[Exercise brief]
If a line in the records below holds the string "label", count it, and state only the final count.

------ Supplied material

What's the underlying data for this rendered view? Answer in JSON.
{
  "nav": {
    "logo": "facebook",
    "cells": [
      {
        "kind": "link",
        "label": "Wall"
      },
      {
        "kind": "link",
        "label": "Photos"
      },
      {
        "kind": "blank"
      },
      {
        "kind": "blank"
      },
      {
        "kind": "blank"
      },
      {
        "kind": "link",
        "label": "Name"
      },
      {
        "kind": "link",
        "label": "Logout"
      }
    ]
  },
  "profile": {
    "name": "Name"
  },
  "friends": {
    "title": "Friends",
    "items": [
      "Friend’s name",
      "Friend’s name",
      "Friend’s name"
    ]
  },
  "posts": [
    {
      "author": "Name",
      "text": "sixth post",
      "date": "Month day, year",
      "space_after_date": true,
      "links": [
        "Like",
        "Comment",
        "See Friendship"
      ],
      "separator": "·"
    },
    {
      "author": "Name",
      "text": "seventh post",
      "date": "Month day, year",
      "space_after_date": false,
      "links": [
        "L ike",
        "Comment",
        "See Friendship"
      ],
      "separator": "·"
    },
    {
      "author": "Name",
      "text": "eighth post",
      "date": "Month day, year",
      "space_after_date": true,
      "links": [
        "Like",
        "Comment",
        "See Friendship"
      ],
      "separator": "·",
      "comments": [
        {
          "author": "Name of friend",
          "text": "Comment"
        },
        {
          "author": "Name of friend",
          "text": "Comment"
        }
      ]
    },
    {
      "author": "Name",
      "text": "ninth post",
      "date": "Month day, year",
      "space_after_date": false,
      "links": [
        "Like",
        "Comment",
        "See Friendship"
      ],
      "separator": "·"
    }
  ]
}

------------

[Response]
4